What to work on>
Each line that contains the word "name" is to be copied from the records below.

Material shown>
+++
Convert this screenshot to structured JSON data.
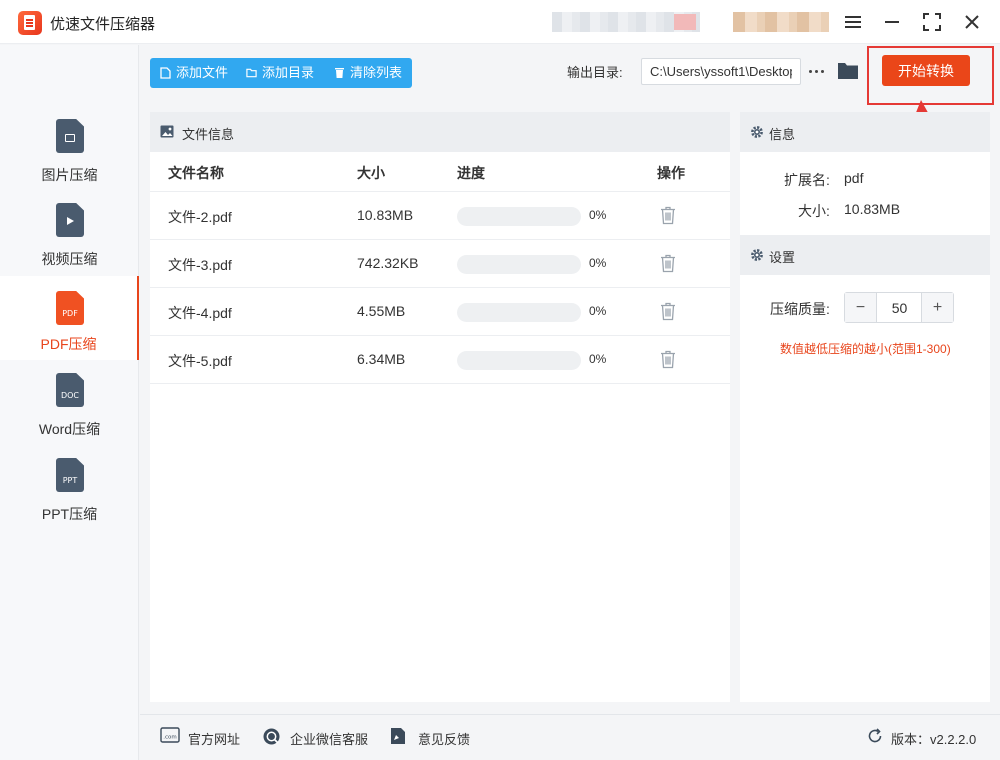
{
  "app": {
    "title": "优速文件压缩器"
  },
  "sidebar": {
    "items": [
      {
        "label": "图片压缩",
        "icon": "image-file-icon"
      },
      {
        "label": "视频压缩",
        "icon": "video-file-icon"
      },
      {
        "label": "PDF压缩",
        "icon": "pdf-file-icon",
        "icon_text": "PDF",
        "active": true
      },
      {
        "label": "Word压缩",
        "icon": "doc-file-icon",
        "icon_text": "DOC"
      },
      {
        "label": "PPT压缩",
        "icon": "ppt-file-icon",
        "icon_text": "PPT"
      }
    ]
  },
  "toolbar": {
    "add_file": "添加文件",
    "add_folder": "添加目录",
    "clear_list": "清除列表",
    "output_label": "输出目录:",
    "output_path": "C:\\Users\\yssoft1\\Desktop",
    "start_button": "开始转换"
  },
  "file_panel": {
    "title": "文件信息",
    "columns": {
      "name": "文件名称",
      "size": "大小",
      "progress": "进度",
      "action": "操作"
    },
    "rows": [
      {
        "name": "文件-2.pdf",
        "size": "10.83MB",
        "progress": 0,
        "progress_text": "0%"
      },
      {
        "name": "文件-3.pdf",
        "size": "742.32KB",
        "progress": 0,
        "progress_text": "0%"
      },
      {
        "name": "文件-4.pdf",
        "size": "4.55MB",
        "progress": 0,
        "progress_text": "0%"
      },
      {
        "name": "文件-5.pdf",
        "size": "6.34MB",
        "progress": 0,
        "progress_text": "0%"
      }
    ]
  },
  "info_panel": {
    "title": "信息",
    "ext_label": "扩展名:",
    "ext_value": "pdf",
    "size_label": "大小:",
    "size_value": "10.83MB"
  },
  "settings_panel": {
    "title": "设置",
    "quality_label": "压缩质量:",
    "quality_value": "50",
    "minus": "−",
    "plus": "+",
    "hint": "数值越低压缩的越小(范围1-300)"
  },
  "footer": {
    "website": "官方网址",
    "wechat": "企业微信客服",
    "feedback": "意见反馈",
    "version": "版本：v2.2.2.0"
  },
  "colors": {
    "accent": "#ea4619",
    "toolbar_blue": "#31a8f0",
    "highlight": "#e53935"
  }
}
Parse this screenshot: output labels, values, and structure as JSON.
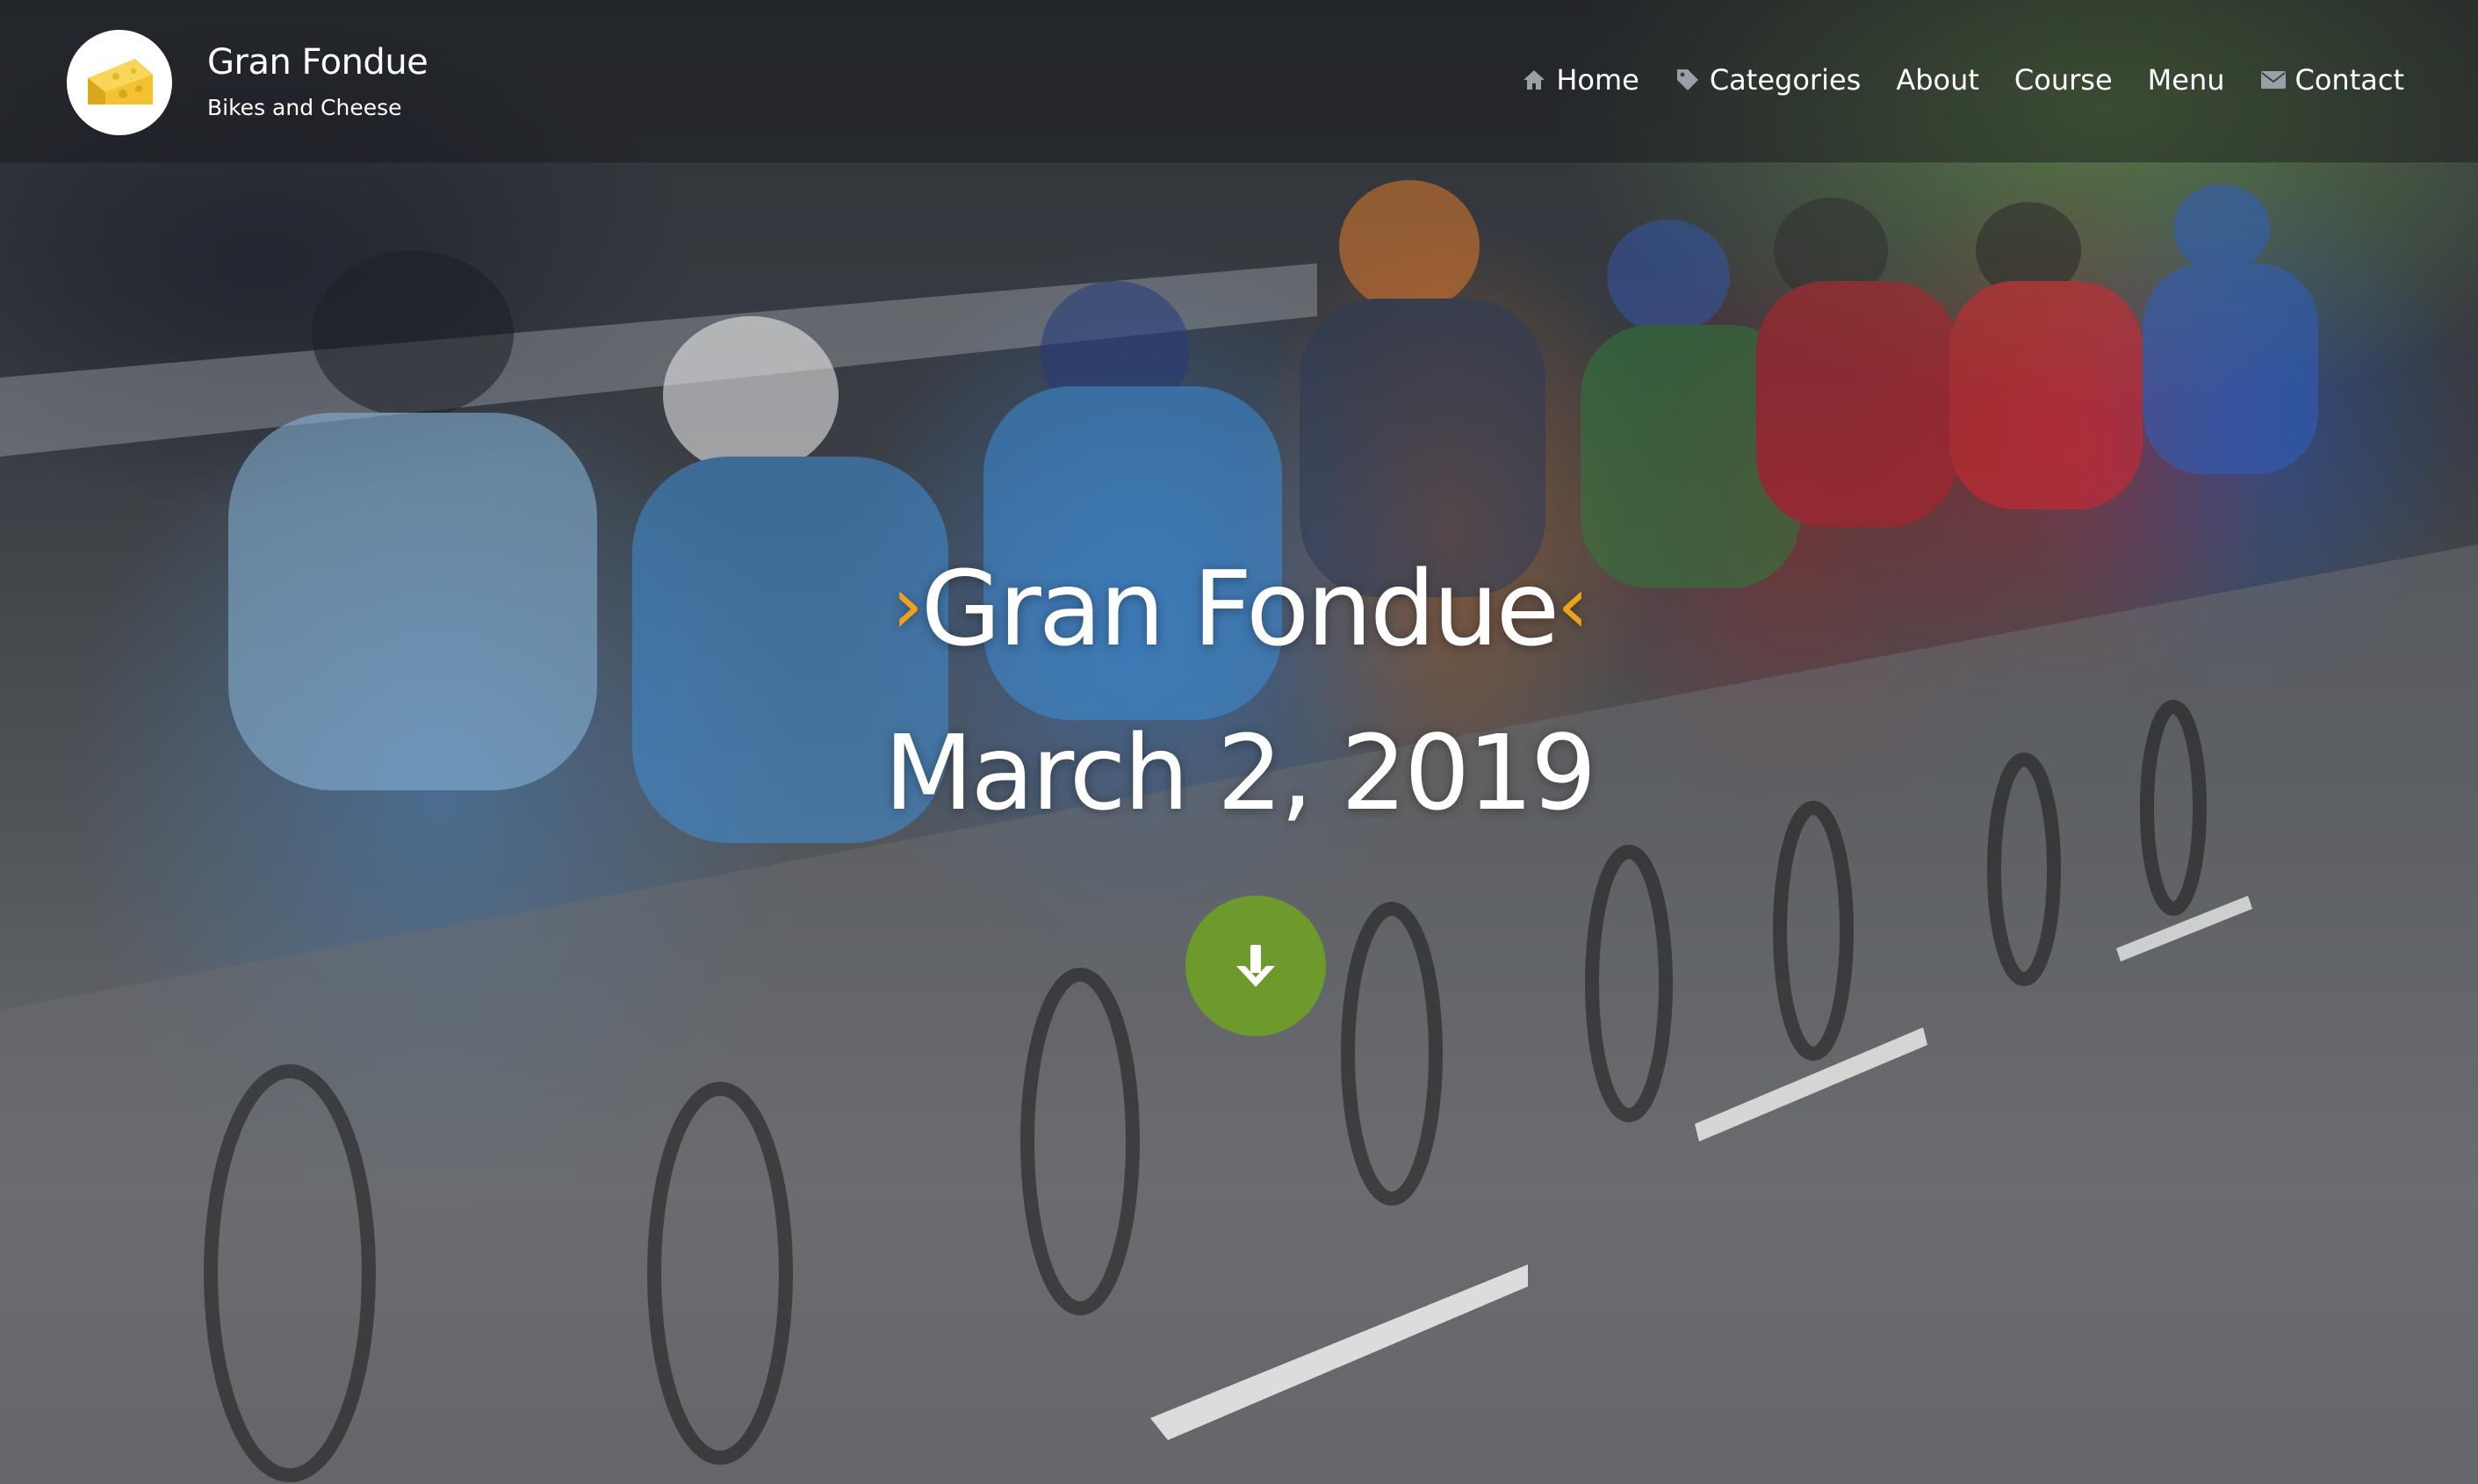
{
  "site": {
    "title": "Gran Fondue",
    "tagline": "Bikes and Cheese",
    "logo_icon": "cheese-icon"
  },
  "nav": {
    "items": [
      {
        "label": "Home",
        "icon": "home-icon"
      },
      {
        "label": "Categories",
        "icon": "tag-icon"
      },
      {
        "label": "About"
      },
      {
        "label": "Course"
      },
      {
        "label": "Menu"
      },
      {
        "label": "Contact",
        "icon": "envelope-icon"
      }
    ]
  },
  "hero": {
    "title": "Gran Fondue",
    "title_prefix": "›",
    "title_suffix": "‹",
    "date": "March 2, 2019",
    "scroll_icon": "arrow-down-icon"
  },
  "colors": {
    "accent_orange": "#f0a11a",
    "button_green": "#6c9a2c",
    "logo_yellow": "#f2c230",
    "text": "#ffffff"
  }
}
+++
Reply>
      "name": "文件名称",
        "name": "文件-2.pdf",
        "name": "文件-3.pdf",
        "name": "文件-4.pdf",
        "name": "文件-5.pdf",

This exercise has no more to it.